RECORD SET –

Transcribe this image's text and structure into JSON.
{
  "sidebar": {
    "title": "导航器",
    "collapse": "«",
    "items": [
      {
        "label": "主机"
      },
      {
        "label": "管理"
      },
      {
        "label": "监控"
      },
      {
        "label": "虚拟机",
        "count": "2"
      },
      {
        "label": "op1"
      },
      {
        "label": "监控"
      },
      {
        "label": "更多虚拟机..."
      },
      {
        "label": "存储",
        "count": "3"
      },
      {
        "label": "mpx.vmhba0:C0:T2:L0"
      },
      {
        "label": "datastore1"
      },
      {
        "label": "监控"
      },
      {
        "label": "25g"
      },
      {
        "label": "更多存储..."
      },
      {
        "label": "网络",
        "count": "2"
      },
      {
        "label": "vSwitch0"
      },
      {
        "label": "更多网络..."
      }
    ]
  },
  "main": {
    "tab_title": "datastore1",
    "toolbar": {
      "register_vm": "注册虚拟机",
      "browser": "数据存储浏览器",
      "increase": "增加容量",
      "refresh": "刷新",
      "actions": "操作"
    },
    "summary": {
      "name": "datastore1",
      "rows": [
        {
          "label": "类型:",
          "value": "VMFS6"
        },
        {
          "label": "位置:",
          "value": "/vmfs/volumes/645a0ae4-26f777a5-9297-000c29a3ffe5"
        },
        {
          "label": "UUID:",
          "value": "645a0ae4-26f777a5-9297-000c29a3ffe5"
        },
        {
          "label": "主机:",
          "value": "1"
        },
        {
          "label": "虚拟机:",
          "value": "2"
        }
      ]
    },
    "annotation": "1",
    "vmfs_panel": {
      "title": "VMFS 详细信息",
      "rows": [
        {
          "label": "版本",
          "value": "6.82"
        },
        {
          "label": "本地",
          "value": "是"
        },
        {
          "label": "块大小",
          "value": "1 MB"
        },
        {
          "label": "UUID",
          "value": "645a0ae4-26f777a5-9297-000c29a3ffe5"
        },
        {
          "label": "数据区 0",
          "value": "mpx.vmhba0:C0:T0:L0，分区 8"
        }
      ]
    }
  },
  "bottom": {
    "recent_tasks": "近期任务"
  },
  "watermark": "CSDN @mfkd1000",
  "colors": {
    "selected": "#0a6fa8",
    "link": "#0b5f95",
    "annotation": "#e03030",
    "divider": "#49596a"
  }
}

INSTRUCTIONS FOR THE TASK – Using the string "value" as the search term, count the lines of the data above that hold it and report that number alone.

RESPONSE TO THIS TASK – 10